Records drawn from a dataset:
....

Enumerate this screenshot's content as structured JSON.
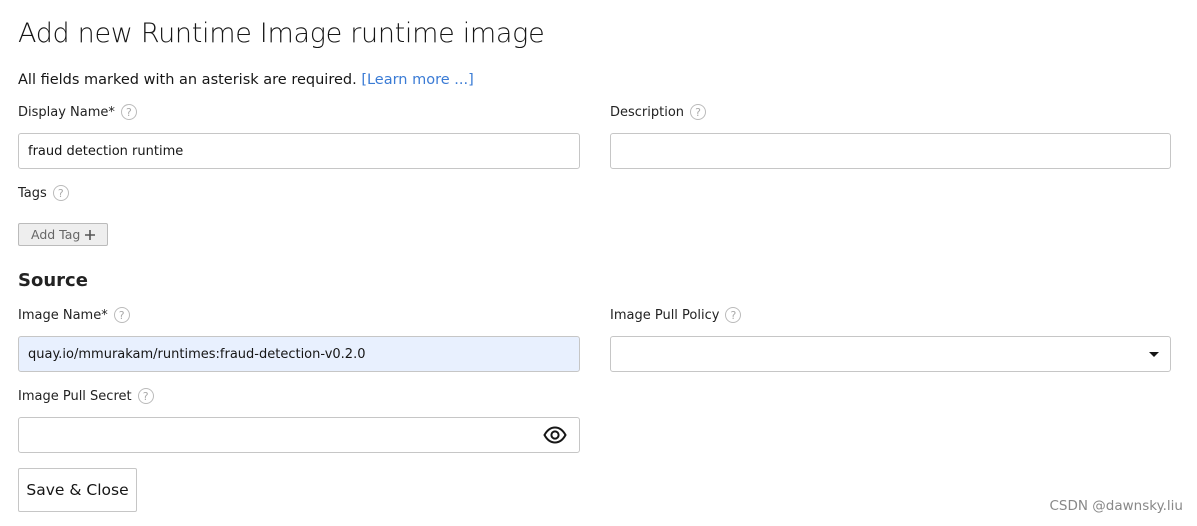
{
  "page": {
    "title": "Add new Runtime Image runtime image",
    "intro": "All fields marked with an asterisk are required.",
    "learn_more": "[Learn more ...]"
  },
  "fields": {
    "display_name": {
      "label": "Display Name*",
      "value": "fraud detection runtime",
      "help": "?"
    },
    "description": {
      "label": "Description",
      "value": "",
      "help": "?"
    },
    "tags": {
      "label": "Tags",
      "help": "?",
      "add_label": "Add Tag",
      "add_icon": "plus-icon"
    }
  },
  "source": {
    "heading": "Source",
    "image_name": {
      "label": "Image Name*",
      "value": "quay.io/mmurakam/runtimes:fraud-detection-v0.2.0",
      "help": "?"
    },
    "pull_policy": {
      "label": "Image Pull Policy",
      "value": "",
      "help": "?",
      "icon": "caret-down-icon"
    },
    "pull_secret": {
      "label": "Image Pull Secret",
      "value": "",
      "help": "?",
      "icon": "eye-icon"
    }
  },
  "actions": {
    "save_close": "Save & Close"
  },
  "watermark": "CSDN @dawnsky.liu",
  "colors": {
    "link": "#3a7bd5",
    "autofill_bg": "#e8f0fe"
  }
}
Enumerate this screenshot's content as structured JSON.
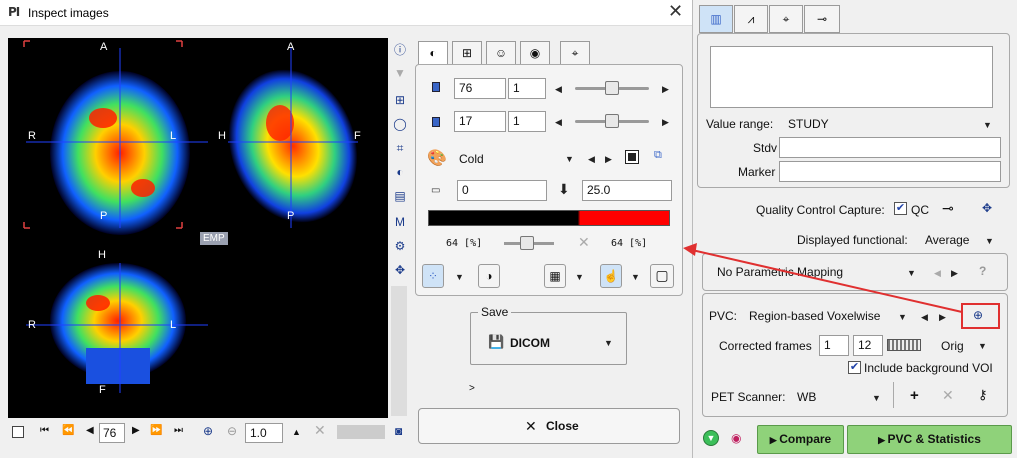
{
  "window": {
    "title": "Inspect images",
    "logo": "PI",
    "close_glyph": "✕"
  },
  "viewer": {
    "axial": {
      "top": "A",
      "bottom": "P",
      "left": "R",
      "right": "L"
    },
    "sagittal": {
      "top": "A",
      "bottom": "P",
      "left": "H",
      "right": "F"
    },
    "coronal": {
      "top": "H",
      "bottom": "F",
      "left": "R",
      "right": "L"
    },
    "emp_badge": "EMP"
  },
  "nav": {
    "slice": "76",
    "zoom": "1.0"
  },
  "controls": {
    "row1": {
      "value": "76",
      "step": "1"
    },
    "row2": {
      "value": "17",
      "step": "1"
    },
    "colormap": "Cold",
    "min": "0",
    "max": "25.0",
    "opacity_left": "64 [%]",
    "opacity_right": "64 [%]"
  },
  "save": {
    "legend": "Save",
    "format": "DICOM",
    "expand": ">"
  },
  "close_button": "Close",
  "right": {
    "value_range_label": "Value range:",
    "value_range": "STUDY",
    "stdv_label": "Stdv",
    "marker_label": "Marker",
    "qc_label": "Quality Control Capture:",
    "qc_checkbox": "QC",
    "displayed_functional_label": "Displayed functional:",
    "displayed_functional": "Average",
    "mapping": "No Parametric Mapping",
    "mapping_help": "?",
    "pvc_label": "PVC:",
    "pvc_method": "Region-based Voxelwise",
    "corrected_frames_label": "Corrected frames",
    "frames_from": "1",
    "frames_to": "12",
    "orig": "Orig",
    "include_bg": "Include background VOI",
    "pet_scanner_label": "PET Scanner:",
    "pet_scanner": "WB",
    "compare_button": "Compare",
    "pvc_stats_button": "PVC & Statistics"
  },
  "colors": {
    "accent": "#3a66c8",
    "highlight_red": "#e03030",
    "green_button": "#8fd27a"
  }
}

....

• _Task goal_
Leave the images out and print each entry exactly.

• _Result of the task_
Enumerate this screenshot's content as structured JSON.
{
  "page": {
    "title": "Add new Runtime Image runtime image",
    "intro": "All fields marked with an asterisk are required.",
    "learn_more": "[Learn more ...]"
  },
  "fields": {
    "display_name": {
      "label": "Display Name*",
      "value": "fraud detection runtime",
      "help": "?"
    },
    "description": {
      "label": "Description",
      "value": "",
      "help": "?"
    },
    "tags": {
      "label": "Tags",
      "help": "?",
      "add_label": "Add Tag",
      "add_icon": "plus-icon"
    }
  },
  "source": {
    "heading": "Source",
    "image_name": {
      "label": "Image Name*",
      "value": "quay.io/mmurakam/runtimes:fraud-detection-v0.2.0",
      "help": "?"
    },
    "pull_policy": {
      "label": "Image Pull Policy",
      "value": "",
      "help": "?",
      "icon": "caret-down-icon"
    },
    "pull_secret": {
      "label": "Image Pull Secret",
      "value": "",
      "help": "?",
      "icon": "eye-icon"
    }
  },
  "actions": {
    "save_close": "Save & Close"
  },
  "watermark": "CSDN @dawnsky.liu",
  "colors": {
    "link": "#3a7bd5",
    "autofill_bg": "#e8f0fe"
  }
}
Enumerate this screenshot's content as structured JSON.
{
  "window": {
    "title": "Inspect images",
    "logo": "PI",
    "close_glyph": "✕"
  },
  "viewer": {
    "axial": {
      "top": "A",
      "bottom": "P",
      "left": "R",
      "right": "L"
    },
    "sagittal": {
      "top": "A",
      "bottom": "P",
      "left": "H",
      "right": "F"
    },
    "coronal": {
      "top": "H",
      "bottom": "F",
      "left": "R",
      "right": "L"
    },
    "emp_badge": "EMP"
  },
  "nav": {
    "slice": "76",
    "zoom": "1.0"
  },
  "controls": {
    "row1": {
      "value": "76",
      "step": "1"
    },
    "row2": {
      "value": "17",
      "step": "1"
    },
    "colormap": "Cold",
    "min": "0",
    "max": "25.0",
    "opacity_left": "64 [%]",
    "opacity_right": "64 [%]"
  },
  "save": {
    "legend": "Save",
    "format": "DICOM",
    "expand": ">"
  },
  "close_button": "Close",
  "right": {
    "value_range_label": "Value range:",
    "value_range": "STUDY",
    "stdv_label": "Stdv",
    "marker_label": "Marker",
    "qc_label": "Quality Control Capture:",
    "qc_checkbox": "QC",
    "displayed_functional_label": "Displayed functional:",
    "displayed_functional": "Average",
    "mapping": "No Parametric Mapping",
    "mapping_help": "?",
    "pvc_label": "PVC:",
    "pvc_method": "Region-based Voxelwise",
    "corrected_frames_label": "Corrected frames",
    "frames_from": "1",
    "frames_to": "12",
    "orig": "Orig",
    "include_bg": "Include background VOI",
    "pet_scanner_label": "PET Scanner:",
    "pet_scanner": "WB",
    "compare_button": "Compare",
    "pvc_stats_button": "PVC & Statistics"
  },
  "colors": {
    "accent": "#3a66c8",
    "highlight_red": "#e03030",
    "green_button": "#8fd27a"
  }
}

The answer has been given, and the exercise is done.